Supplied data:
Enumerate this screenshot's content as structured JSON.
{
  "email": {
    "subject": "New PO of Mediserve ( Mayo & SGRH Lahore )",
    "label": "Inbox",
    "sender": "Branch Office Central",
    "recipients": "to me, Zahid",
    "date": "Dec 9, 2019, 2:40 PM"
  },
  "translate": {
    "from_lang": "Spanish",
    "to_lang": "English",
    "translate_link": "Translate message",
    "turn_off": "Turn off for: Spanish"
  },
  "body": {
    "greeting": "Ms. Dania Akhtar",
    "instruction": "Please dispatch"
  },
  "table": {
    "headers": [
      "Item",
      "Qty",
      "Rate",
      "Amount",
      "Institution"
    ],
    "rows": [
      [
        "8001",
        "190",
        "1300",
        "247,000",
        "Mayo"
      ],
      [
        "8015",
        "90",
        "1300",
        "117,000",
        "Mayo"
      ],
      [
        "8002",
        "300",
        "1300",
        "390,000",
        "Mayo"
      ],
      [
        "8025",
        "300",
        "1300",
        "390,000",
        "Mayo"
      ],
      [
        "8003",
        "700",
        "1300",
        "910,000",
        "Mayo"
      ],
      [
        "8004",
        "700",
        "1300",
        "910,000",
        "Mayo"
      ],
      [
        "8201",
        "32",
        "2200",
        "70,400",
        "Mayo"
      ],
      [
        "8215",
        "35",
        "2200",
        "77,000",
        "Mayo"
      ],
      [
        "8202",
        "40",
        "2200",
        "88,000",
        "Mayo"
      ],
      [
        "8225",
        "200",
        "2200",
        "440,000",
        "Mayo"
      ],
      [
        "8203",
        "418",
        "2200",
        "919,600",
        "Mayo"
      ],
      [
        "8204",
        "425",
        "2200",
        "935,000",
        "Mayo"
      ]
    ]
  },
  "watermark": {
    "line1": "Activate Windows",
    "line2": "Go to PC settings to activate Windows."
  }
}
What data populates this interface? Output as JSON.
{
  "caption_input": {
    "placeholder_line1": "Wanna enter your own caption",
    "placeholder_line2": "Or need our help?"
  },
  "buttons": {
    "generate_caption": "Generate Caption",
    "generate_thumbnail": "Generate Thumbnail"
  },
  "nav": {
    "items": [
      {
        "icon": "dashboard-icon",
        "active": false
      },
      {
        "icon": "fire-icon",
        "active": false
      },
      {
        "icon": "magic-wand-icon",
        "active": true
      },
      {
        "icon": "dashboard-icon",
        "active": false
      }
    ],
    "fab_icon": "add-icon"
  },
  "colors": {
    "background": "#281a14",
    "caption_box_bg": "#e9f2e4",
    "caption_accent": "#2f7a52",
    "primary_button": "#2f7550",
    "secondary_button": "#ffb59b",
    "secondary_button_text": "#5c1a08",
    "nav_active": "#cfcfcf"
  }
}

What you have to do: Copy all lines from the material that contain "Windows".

Answer space:
    "line1": "Activate Windows",
    "line2": "Go to PC settings to activate Windows."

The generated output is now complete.